- _YOUR GOAL_
All lines in the entries below that hold "nominativo" make up the answer.
[RECORDS FOR THIS EXERCISE Boundary: Start]
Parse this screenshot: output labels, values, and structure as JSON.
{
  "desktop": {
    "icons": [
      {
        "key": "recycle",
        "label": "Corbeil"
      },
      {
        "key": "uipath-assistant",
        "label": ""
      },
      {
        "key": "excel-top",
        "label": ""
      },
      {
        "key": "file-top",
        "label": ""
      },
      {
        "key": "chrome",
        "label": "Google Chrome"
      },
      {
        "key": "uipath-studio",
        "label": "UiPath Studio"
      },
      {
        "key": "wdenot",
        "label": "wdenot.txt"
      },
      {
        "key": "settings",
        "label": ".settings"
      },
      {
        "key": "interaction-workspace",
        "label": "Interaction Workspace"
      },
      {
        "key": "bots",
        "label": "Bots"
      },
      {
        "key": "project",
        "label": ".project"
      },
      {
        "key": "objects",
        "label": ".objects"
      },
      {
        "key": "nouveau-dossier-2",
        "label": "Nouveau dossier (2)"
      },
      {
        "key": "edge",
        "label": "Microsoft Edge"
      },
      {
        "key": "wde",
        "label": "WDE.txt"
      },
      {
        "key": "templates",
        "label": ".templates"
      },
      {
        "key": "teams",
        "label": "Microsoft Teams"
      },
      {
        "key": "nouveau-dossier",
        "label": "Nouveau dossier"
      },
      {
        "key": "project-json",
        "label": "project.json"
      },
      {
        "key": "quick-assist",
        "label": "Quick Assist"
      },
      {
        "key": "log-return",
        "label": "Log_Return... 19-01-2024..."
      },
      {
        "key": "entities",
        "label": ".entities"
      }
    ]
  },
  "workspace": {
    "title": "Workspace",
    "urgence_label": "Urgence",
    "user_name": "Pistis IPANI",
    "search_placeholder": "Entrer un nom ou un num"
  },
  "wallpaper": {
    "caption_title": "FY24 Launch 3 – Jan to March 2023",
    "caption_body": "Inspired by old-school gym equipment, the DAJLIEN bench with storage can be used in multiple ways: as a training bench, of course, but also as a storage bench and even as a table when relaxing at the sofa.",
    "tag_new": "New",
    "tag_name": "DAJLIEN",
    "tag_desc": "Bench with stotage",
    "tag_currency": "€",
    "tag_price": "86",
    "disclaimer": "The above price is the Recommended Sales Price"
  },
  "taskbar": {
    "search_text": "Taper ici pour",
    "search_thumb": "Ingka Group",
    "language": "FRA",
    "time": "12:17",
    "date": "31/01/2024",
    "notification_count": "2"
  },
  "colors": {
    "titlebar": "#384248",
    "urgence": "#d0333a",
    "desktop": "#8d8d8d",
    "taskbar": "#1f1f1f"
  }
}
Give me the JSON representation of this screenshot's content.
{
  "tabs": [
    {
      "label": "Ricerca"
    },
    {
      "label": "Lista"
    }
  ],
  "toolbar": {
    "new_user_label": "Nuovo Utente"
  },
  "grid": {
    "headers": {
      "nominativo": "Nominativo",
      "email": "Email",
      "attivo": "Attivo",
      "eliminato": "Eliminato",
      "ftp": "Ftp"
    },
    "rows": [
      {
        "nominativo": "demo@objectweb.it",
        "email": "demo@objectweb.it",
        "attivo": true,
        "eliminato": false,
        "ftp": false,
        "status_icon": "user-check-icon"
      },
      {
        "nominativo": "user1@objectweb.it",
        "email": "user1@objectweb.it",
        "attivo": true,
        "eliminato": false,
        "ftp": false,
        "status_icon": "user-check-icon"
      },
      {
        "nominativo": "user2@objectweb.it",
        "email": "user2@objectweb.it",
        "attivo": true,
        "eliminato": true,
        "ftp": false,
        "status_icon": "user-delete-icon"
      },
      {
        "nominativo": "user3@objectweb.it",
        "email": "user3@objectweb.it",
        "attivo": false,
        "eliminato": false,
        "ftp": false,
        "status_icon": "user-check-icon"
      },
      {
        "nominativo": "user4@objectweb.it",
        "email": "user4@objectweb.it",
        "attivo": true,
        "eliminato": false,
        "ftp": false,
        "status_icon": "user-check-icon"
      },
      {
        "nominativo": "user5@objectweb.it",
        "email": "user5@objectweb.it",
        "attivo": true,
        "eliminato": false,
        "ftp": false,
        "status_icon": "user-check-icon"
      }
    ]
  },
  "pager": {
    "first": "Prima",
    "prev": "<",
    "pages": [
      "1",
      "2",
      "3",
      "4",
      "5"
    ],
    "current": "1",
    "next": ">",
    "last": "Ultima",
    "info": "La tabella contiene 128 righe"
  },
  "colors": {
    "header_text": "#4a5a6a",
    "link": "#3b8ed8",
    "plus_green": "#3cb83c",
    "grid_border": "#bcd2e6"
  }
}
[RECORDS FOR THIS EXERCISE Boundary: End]
- _REPLY TO THE TASK_
      "nominativo": "Nominativo",
        "nominativo": "demo@objectweb.it",
        "nominativo": "user1@objectweb.it",
        "nominativo": "user2@objectweb.it",
        "nominativo": "user3@objectweb.it",
        "nominativo": "user4@objectweb.it",
        "nominativo": "user5@objectweb.it",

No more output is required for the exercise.